No, the employers are responsible for unemployment. The main ones are the large corporation bosses who keep laying off or cutting jobs, and then use subcontractors or precarious work contracts. In 2017, more than 90 % of hiring were on fixed term contracts, with 80 % being less than a month.
Occasional workers are too rich for Macron
People with occasional work receive both wages and unemployment benefits. Their number has skyrocketed, increasing by 60 % between 2012 and 2017. There are 1.7 million people going from one short contract to the next (280,000 are on a contract lasting less than a month). The government plans to stop the possibility of having short contracts and receiving unemployment benefits. The government also wants to take down the system allowing people with multiple employers (home carers for example) from receiving benefits when they lose a contract.
The people who struggle with several small jobs, Macron wants to make them pay. But if wages were high enough, only one full time job would be enough and there wouldn’t be a need to complement wages with unemployment benefits.
The government also plans to change the rules used to calculate benefits; it will increase the speed of the gradual benefit decline with time unemployed, thus cutting the total amount paid. It will also worsen the criterion for “reasonable job offers” that the unemployed cannot refuse or else lose their benefits. They will have to take the first offer from the unemployment office, even the worst one, with the lowest pay and far from home.
On the other hand, the “bonus-penalty” system on corporate tax, which the government had mentioned as a way to punish companies abusing the use of short-term contracts, is already almost forgotten.
These attacks call for a global response
These attacks against the unemployed threaten all workers. After passing laws to facilitate layoffs, increasing social security contributions, which are now paid by many retirees, and announcing a reform of pension benefits, the government continues its class war.
At the same time, the government accelerates the job cuts in the public sector, with the number of public servants down by 120,000 in 2022, including 2,600 job cuts in secondary education in 2019. Subsidised jobs, which already decreased from 450,000 to 200,000, will again be halved next year. A weird way to fight unemployment.

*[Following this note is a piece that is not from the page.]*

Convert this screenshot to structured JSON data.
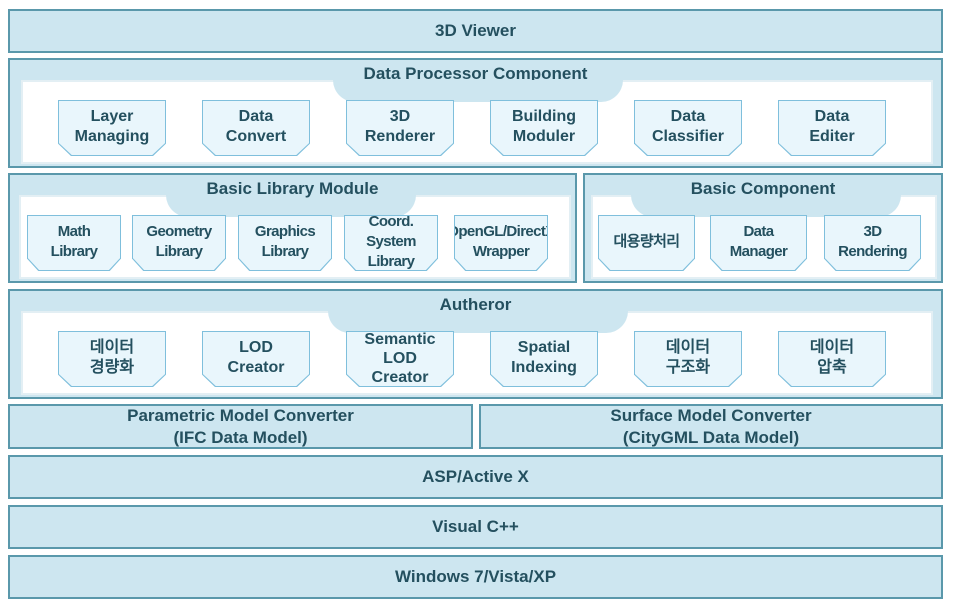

We need a global response of the working class. Many union confederations are calling for an interprofessional strike, involving both private and public sectors, on October 9th. This is a first opportunity to take to the streets. And, importantly, to prepare what happens next: a real fight of all workers together against the attacks from the government and the bosses.